        else return fibonacci(n-1)+fibonacci(n-2);

An iterative algorithm is much better. For example, this Javascript function works fine for integer arguments less than 79.

    function fibonacci(n)
        if (n<3) return 1;
            var result, i, prec=1, precprec=1;
            for (i=3; i≤n; i++)
                result = precprec+prec;
                precprec = prec;
                prec = result
            return result;

This function is used in the following form (do not use indexes greater than 78).

Fibonacci's numbers


More advanced programming methods, such as creating a JavaScript object that can represent and process natural numbers still large, can calculate exactly very large Fibonacci numbers (but the computation time can become prohibitively expensive). For example, you can write JavaScript applications such as the following.

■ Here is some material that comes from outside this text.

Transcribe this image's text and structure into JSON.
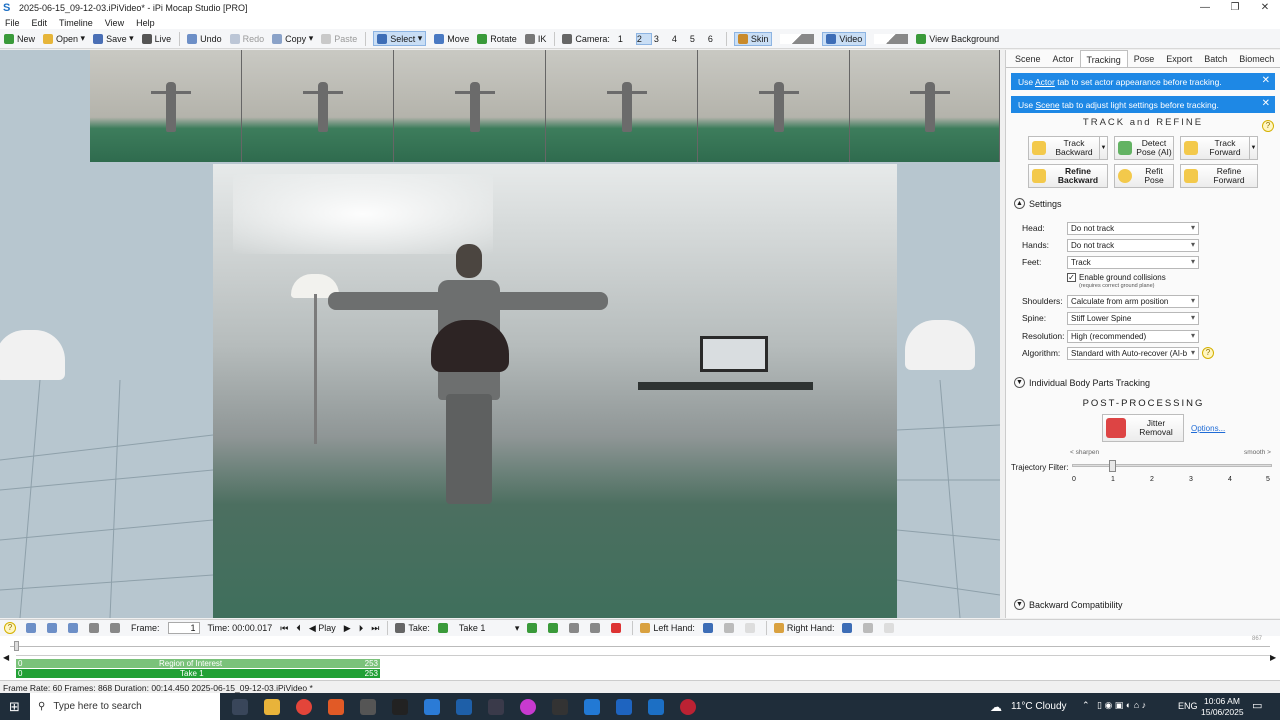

It is possible to calculate directly the nth Fibonacci's number from a linear combination of the nth powers of Φ and -φ. Infact, if we let

fig. 110

with the conditions

fig. 111

we obtain

fig. 112


fig. 113

At the end

fig. 114

The function f(n), commonly attributed to J. Binet but found before in A. De Moivre and in L. Euler, for integer n, calculates directly Fibonacci's numbers. Infact

fig. 115


fig. 116

so we have

fig. 117

Using the Binet's function, the calculation of the nth Fibonacci's number can be implemented, in Javascript, in the following way

    function fibBinet(n)
        var n = parseInt(n);
        if (isNaN(n))
            alert("Write a number, please.");
            return 0;
        if (n>70)
            alert("Index out of range.");
            return 0;
        with (Math)
            var rad5 = sqrt(5);
            var Phi=(rad5+1)/2;
            var psi=(1-rad5)/2;
            return round((pow(Phi,n)-pow(psi,n))/rad5);
Fibonacci's numbers (Binet)

Other algorithms and other languages can be found in Wikipedia